#### Try it:
For the string "JSON", search the entries below and copy every line where it appears.

#### Information:
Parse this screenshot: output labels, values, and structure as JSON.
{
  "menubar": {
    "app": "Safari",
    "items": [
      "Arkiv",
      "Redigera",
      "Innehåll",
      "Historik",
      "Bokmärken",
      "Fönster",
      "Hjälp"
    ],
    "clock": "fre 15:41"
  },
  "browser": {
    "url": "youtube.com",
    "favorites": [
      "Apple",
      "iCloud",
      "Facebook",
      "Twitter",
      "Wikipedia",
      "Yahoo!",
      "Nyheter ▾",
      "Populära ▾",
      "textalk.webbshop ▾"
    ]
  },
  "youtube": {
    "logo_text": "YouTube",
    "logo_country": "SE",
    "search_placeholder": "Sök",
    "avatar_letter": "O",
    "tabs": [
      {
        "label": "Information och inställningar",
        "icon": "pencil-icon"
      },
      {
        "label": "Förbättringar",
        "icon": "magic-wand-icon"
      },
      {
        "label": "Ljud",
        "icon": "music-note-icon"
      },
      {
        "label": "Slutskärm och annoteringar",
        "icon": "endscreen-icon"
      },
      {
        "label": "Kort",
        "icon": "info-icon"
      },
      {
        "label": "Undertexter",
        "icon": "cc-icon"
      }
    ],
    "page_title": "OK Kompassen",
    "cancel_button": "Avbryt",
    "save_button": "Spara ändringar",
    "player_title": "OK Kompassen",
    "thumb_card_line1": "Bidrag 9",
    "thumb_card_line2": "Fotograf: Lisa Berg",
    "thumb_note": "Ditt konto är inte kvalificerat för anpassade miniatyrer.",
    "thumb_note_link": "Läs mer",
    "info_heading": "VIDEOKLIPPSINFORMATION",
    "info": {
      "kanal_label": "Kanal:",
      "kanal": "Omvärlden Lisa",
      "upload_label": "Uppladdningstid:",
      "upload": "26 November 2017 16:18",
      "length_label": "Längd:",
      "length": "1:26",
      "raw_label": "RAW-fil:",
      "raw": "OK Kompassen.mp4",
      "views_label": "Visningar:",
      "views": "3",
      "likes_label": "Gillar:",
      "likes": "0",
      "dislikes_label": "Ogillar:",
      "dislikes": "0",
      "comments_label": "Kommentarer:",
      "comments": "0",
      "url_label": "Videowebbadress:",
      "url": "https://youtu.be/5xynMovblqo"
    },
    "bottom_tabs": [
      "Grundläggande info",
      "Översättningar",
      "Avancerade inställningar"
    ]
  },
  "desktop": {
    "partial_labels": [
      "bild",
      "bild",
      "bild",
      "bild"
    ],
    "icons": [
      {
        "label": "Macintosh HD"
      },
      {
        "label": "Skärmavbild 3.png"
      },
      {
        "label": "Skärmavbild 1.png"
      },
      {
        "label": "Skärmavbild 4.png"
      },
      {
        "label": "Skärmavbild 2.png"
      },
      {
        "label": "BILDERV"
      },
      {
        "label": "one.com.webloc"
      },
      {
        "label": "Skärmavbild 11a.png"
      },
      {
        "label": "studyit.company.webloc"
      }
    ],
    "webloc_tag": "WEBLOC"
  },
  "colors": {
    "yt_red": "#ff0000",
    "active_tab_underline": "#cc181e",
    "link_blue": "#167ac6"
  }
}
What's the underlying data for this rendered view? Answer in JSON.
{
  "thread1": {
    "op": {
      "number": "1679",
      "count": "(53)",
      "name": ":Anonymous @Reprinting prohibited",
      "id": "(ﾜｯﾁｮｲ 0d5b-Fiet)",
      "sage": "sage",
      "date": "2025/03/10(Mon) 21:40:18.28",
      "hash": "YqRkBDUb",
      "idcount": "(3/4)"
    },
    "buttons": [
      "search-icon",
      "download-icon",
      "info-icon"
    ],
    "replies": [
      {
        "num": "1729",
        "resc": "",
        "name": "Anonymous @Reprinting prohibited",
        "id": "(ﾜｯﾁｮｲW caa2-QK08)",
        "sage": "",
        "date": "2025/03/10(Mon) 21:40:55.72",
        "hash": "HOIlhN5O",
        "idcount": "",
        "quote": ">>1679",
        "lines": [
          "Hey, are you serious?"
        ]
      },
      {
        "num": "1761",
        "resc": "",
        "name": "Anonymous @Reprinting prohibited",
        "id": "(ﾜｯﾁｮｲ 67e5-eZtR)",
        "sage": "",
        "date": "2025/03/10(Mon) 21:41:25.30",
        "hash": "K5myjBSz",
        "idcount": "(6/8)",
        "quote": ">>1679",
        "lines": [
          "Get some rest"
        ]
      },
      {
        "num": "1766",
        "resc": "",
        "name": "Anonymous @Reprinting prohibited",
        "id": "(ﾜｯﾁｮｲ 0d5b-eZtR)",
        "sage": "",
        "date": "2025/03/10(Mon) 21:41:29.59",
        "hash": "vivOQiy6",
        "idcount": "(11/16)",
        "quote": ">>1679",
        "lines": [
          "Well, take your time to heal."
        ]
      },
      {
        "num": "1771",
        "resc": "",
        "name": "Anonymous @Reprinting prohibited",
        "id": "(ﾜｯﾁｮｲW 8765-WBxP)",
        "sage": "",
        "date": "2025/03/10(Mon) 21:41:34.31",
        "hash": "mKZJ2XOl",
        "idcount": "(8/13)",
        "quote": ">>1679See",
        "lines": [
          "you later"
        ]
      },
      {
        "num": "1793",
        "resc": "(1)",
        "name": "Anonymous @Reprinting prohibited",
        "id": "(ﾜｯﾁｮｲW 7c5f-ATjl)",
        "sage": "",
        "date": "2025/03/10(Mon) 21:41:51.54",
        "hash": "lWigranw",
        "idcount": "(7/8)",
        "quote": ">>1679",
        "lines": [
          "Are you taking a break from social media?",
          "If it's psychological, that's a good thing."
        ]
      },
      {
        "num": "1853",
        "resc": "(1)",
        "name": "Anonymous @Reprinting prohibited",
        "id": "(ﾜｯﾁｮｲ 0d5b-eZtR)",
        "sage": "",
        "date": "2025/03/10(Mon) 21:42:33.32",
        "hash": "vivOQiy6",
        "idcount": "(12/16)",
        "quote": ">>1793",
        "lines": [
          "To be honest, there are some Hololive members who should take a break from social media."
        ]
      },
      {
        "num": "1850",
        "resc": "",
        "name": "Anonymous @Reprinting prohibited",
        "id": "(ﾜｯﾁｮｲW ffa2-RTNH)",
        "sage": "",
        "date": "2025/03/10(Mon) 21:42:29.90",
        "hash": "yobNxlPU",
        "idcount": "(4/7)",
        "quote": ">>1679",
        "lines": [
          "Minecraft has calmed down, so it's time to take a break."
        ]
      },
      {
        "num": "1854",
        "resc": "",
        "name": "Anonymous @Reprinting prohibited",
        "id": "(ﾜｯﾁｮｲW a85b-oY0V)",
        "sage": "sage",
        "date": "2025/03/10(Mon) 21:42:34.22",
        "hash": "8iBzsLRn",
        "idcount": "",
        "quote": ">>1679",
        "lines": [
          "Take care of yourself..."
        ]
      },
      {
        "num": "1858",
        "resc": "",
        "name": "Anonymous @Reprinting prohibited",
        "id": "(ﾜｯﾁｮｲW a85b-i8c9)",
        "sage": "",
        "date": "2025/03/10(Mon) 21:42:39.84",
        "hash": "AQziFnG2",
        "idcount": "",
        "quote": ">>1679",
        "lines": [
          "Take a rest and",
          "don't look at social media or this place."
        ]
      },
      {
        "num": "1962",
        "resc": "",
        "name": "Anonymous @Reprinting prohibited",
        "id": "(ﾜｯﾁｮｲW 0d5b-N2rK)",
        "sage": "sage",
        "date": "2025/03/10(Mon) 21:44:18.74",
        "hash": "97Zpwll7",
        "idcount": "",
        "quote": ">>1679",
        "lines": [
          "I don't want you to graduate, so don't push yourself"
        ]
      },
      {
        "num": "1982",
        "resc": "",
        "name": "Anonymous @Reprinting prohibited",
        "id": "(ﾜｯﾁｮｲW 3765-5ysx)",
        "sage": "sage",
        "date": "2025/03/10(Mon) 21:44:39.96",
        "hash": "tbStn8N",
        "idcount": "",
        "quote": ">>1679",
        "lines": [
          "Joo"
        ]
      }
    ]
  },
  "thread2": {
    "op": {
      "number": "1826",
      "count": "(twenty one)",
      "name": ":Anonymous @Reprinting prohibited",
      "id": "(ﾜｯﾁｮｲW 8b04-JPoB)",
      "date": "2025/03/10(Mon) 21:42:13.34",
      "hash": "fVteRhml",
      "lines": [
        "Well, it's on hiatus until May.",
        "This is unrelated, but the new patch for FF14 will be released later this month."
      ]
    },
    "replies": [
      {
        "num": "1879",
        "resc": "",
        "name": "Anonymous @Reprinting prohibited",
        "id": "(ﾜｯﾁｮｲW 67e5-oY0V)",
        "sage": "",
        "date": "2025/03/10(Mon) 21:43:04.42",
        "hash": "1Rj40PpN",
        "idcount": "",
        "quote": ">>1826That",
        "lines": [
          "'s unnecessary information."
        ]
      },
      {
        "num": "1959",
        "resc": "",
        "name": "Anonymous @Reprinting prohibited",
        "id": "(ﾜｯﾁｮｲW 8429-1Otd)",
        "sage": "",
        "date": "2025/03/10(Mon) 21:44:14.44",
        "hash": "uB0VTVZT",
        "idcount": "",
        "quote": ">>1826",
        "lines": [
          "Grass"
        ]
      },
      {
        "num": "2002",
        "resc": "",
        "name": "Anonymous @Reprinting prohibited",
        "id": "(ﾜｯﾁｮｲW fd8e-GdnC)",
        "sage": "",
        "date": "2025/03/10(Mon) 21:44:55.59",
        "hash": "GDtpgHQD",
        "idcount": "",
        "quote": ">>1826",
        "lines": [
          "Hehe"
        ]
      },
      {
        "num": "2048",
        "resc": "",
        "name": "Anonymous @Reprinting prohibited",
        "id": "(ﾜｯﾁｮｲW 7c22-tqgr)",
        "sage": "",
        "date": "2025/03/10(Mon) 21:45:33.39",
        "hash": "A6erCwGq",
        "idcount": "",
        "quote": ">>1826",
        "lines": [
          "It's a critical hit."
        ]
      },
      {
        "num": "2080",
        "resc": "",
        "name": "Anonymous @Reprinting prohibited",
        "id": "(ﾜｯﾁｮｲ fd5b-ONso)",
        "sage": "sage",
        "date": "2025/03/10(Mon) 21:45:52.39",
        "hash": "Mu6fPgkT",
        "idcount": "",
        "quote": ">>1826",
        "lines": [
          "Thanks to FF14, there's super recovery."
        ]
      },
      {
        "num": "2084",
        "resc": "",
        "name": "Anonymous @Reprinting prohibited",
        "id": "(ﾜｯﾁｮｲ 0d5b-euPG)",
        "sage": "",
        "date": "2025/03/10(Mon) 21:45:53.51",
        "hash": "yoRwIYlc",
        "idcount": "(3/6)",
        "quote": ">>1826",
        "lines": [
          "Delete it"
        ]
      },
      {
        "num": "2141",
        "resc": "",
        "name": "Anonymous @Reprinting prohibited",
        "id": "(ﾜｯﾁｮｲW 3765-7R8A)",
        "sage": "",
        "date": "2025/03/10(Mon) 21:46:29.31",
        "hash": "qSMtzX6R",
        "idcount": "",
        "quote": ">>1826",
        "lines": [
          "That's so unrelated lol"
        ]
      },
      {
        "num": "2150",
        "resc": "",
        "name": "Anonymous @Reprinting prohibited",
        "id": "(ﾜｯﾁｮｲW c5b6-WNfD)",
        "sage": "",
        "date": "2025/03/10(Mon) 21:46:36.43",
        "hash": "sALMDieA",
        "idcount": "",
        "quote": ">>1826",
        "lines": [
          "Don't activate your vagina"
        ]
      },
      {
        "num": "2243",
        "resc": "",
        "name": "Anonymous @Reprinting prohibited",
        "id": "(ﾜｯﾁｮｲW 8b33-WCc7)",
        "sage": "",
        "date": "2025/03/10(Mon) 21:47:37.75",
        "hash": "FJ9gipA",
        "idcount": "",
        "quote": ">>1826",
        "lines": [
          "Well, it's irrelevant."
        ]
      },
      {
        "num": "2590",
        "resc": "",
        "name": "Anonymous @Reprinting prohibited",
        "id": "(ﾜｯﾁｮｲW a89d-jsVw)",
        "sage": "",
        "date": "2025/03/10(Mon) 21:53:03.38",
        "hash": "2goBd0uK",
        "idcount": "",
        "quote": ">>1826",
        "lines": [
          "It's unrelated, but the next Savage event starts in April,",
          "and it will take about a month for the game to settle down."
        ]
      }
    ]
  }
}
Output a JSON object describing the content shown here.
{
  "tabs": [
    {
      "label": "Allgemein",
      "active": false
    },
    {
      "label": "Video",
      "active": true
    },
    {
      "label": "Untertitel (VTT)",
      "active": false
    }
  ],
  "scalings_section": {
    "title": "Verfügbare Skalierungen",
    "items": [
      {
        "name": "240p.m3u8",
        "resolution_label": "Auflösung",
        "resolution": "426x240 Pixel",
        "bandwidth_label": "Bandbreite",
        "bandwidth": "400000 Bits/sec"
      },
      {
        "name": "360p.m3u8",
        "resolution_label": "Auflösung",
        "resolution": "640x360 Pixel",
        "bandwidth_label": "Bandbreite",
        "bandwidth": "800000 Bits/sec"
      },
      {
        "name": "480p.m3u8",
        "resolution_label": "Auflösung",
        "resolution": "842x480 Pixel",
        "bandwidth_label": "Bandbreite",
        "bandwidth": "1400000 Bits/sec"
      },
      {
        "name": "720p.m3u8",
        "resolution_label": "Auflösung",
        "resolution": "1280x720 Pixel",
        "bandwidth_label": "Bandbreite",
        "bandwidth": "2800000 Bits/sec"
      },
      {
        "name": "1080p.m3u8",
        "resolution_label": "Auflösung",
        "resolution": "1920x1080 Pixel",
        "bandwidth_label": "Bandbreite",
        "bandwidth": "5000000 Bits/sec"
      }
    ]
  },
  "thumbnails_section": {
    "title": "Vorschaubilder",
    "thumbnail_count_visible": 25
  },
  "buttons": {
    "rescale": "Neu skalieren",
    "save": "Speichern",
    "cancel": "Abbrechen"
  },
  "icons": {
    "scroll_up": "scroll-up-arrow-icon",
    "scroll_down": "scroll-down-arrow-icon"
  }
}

#### Your solution:
Parse this screenshot: output labels, values, and structure as JSON.
What's the underlying data for this rendered view? Answer in JSON.
Output a JSON object describing the content shown here.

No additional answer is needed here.